Husband-and-wife duo, Azell, are famous in their native Kentucky as members of comedic experimental death metal band, Timōrātus. Courtney Napier is a primary school teacher, while David Napier has a talent for art and design. But they identified something missing from their musical ventures in 2022 and decided that their lives would only be complete by forming a death-doom band. Azell is a far cry from their Christian metal roots, and you wonder if their future will see them form a morbid death cult. Death Control is a monstrous slab of noise that revels in its own decay.

Courtney wastes no time sinking into the oxygen-sucking doom metal from the first note of the title-track as you feel your lungs collapsing under the weight of the amp gain. How might we describe her roar? Imagine the desperate pleas of a sailor going down with his ship as the captain parachutes out of the wreckage. The riffs are simple but violent and relentless. A person with no more than ten guitar lessons could master the manoeuvrings on the fretboard. You’ll find the skin on your face straining under the intensity of the noise.

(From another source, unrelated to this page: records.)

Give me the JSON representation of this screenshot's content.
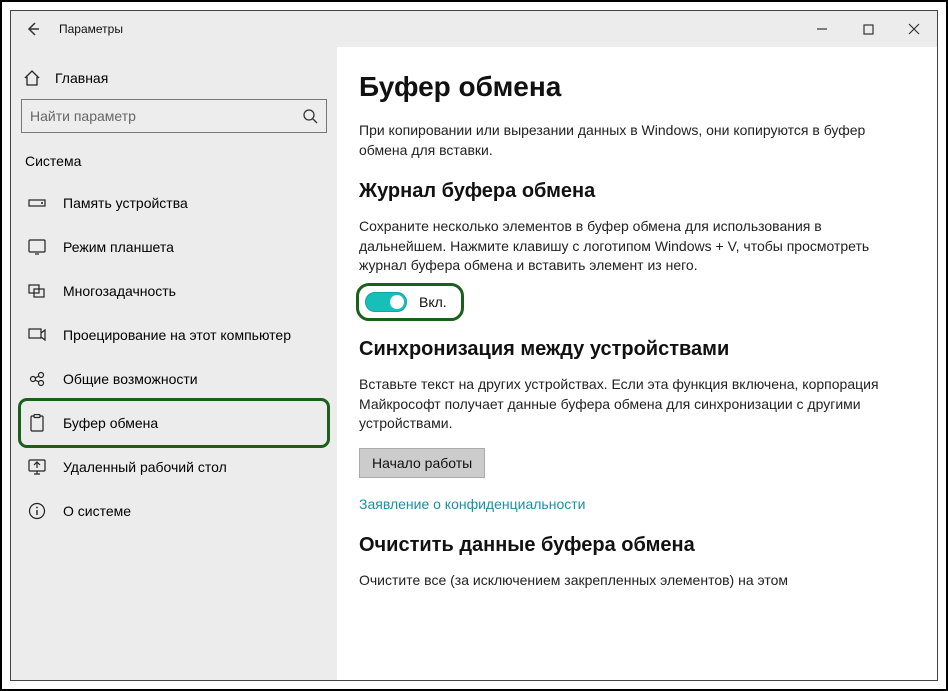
{
  "window": {
    "title": "Параметры"
  },
  "sidebar": {
    "home_label": "Главная",
    "search_placeholder": "Найти параметр",
    "section_label": "Система",
    "items": [
      {
        "icon": "storage-icon",
        "label": "Память устройства"
      },
      {
        "icon": "tablet-icon",
        "label": "Режим планшета"
      },
      {
        "icon": "multitask-icon",
        "label": "Многозадачность"
      },
      {
        "icon": "project-icon",
        "label": "Проецирование на этот компьютер"
      },
      {
        "icon": "shared-icon",
        "label": "Общие возможности"
      },
      {
        "icon": "clipboard-icon",
        "label": "Буфер обмена"
      },
      {
        "icon": "remote-icon",
        "label": "Удаленный рабочий стол"
      },
      {
        "icon": "about-icon",
        "label": "О системе"
      }
    ]
  },
  "content": {
    "heading": "Буфер обмена",
    "intro": "При копировании или вырезании данных в Windows, они копируются в буфер обмена для вставки.",
    "history": {
      "heading": "Журнал буфера обмена",
      "text": "Сохраните несколько элементов в буфер обмена для использования в дальнейшем. Нажмите клавишу с логотипом Windows + V, чтобы просмотреть журнал буфера обмена и вставить элемент из него.",
      "toggle_label": "Вкл."
    },
    "sync": {
      "heading": "Синхронизация между устройствами",
      "text": "Вставьте текст на других устройствах. Если эта функция включена, корпорация Майкрософт получает данные буфера обмена для синхронизации с другими устройствами.",
      "button": "Начало работы",
      "privacy_link": "Заявление о конфиденциальности"
    },
    "clear": {
      "heading": "Очистить данные буфера обмена",
      "text": "Очистите все (за исключением закрепленных элементов) на этом"
    }
  }
}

Calling a song ‘A.M.’ will invite speculation. Is this what Courtney experiences in the morning when she must rise for work as an elementary teacher? This song feels like a struggle to preserve one’s life in quicksand. The vocals threaten to burst the eye vessels of their author. Power chords saunter like a mutating virus. ‘Scud’ is even more nauseating. Picture a person being suffocated with a plastic bag wrapped around their head. A second guitar shrieks underneath the fuzz of the main riff like a whistling kettle tuned to a recognisable musical note. Conan are the nearest comparison in this slimy instrumental that forces you into a jumpsuit and asks you to navigate through a narrow underground tunnel.

The overdose of morbidity is the most charming aspect of this record, which means that those with no interest in either doom or death metal will show no enthusiasm for it. “All I feel is pain / All I feel is pain / Looking for the vein / Just a human stain,” roars Courtney on ‘Chemical Chains’. You’d hope that a drug addict’s daily struggles did not feel like a death-doom soundtrack on repeat. The guitars make a rare dash towards the middle of the fretboard in this song, but it offers no respite. That’s the point.

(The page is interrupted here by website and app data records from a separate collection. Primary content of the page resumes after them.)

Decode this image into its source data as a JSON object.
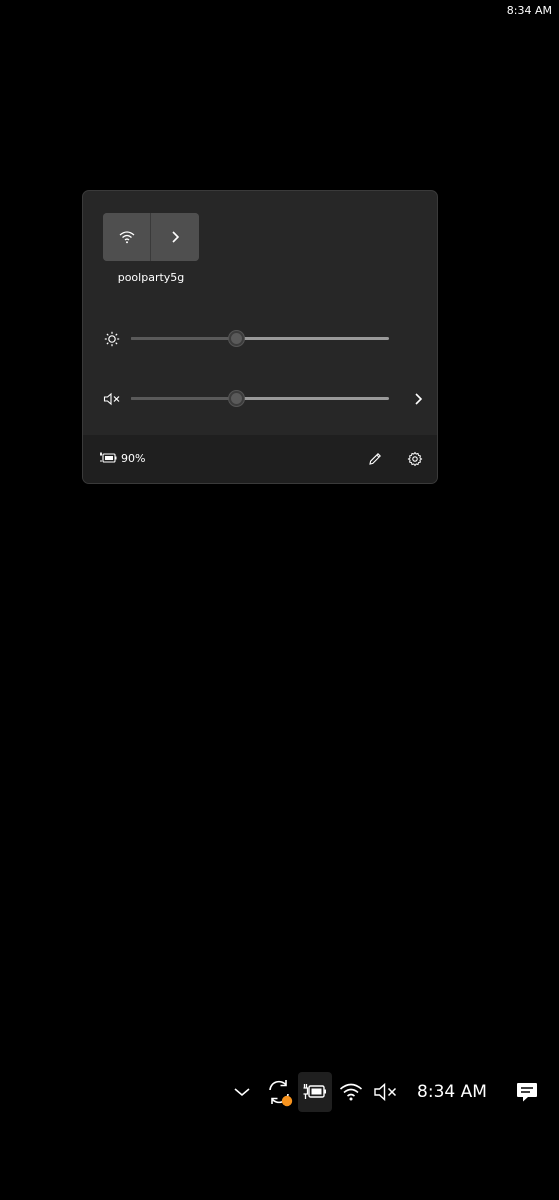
{
  "status_bar": {
    "time": "8:34 AM"
  },
  "quick_settings": {
    "wifi_tile": {
      "label": "poolparty5g"
    },
    "brightness": {
      "value": 0.41
    },
    "volume": {
      "value": 0.41,
      "muted": true
    },
    "battery": {
      "percent": "90%"
    }
  },
  "taskbar": {
    "time": "8:34 AM"
  },
  "colors": {
    "background": "#000000",
    "panel": "#272727",
    "footer": "#1f1f1f",
    "tile": "#4f4f4f",
    "update_badge": "#f7931e"
  }
}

How can one survive side B after being bludgeoned into submission with a smothering vapour of guitar distortion and angry drum grooves? It’s a question that’s easy to answer – more of the same. Somehow this does not feel tedious, either. ‘Wallow’ sounds like it reads. Say goodbye to palm-muting the strings in a metallic crunch when the overdrive hums like an overheated fridge. Here, an atmospheric second guitar lingers like a noxious gas. There’s no holding back on the riffs as David Napier pays homage to his favourite Autopsy records.

Your body can no longer mirror the pessimism of the music after sitting on so much unrealised fatigue. The penultimate track, ‘You Failed Me’, is effective as an energy-sapping meditation forced on you by a coercive sage. Observe how your head starts to loop as if devoid of the muscular functions to stay upright. This song is the meaning of a broken spirit: “You failed me / Waiting, yearning to be free / You failed me / Please just leave me be.” Is this what it feels like to live in a pigsty and roll around in mud all day?

Azell aimed to create a listening experience that makes death more fun by comparison. But don’t let that get in the way of this album’s charms. If you’re a fan of death-doom, you’ll enjoy this record.

JVB


Verdict


Release Date: 01/03/2023

Record Label: Rottweiler Records

Standout tracks: Death Control, Apocalypse Verdict

Suggested Further Listening: Chestcrush – Vdelygmia (2021), Conan – Evidence of Immortality (2022), Wallowing – Earth Reaper (2023)